A group of Senate Republicans wants to remove a controversial provision from the Senate's annual defense policy bill that would require women to register for the draft.
Sen. Mike LeeMichael (Mike) Shumway LeeHillicon Valley — Presented by Xerox — Officials want action on cyberattacks Senate panel advances antitrust bill that eyes Google, Facebook Trump pushes back on book claims, says he spent 'virtually no time' discussing election with Lee, Graham MORE (R-Utah) has filed an amendment to the National Defense Authorization Act (NDAA) that would remove the provision and block any court, including the Supreme Court, from hearing cases about who must register with the Selective Service System.
The debate over requiring women to take part has split Congressional Republicans, and opponents argue that Congress needs to spend more time studying the issue.
Lee’s amendment would add a section into the defense bill expressing the "sense of Congress that the decision of the secretary of Defense to open all military occupational specialties to women raises important legal, political and social questions about who should be required to register for the military selective service."
Secretary of Defense Ash Carter announced in December that the Pentagon would open all combat roles to women.
The amendment would also give only Congress authority to change the Selective Service Act and require the Pentagon prepare a report for Congress July 1, 2017, about whether the selective service is still needed and if registration should be required regardless of gender.
The amendment is backed by GOP Sens. Ted CruzRafael (Ted) Edward CruzFBI investigating alleged assault on Fort Bliss soldier at Afghan refugee camp The Memo: Biden's immigration problems reach crescendo in Del Rio Matthew McConaughey on potential political run: 'I'm measuring it' MORE (Texas), James InhofeJames (Jim) Mountain InhofeTop Republican: General told senators he opposed Afghanistan withdrawal Austin, Milley to testify on Afghanistan withdrawal The Pentagon budget is already out of control: Some in Congress want to make it worse MORE (Okla.), Mike Rounds (S.D.), Ben Sasse (Neb.) and Roger WickerRoger Frederick WickerGOP senator will 'probably' vote for debt limit increase Rep. Tim Ryan becomes latest COVID-19 breakthrough case in Congress Top Republican: General told senators he opposed Afghanistan withdrawal MORE (Miss.).
Though a Senate floor fight over the provision is expected, Lee faces an uphill battle. A push to remove it during the Senate Armed Services Committee markup failed in a 7-19 vote.
Meanwhile, Sen. Rand PaulRandal (Rand) Howard PaulGOP political operatives indicted over illegal campaign contribution from Russian national in 2016 White House debates vaccines for air travel Senate lawmakers let frustration show with Blinken MORE (R-Ky.) has introduced an amendment to the NDAA to get rid of the draft entirely.

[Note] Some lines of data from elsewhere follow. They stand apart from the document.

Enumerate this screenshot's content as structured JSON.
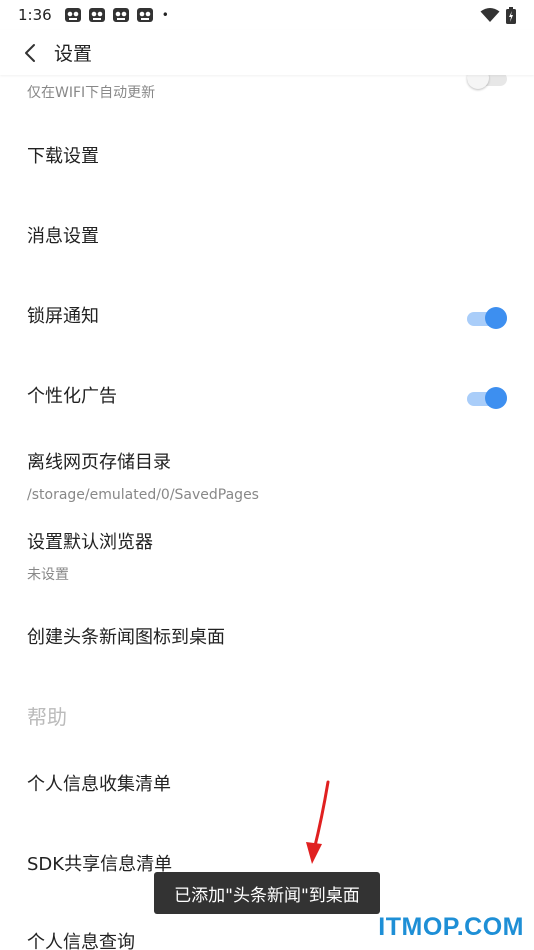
{
  "status_bar": {
    "time": "1:36",
    "dot": "•",
    "icons": [
      "app-notification-icon",
      "app-notification-icon",
      "app-notification-icon",
      "app-notification-icon",
      "wifi-icon",
      "battery-icon"
    ]
  },
  "header": {
    "title": "设置",
    "back_icon": "chevron-left-icon"
  },
  "settings": {
    "wifi_update": {
      "label": "仅在WIFI下自动更新",
      "toggle": "off"
    },
    "download": {
      "label": "下载设置"
    },
    "message": {
      "label": "消息设置"
    },
    "lock_screen": {
      "label": "锁屏通知",
      "toggle": "on"
    },
    "personalized_ads": {
      "label": "个性化广告",
      "toggle": "on"
    },
    "offline_dir": {
      "label": "离线网页存储目录",
      "value": "/storage/emulated/0/SavedPages"
    },
    "default_browser": {
      "label": "设置默认浏览器",
      "value": "未设置"
    },
    "desktop_icon": {
      "label": "创建头条新闻图标到桌面"
    }
  },
  "help": {
    "header": "帮助",
    "personal_info_list": "个人信息收集清单",
    "sdk_list": "SDK共享信息清单",
    "personal_info_query": "个人信息查询"
  },
  "toast": {
    "message": "已添加\"头条新闻\"到桌面"
  },
  "watermark": {
    "text": "ITMOP.COM"
  },
  "colors": {
    "toggle_on": "#3d8ff0",
    "toggle_on_track": "#a9cdf9",
    "toast_bg": "#333333",
    "arrow": "#e02020",
    "watermark": "#1e8fd6"
  }
}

If the current provision is left in the Senate bill, supporters will still face a fight with the House.
The House Armed Services Committee initially approved an amendment expanding the draft, with 26 Democrats and six Republicans on the committee supporting the proposal.
But the Rules Committee moved to strip the language, and the House formally removed the proposal as part of a larger procedural vote.
The draft, which ended in 1973, has been in the spotlight since the Pentagon began opening more roles to female soldiers.
A Rasmussen Reports poll released earlier this year found that 49 percent of all likely U.S. voters think women should be required to register for the draft, compared to 44 percent who disagree.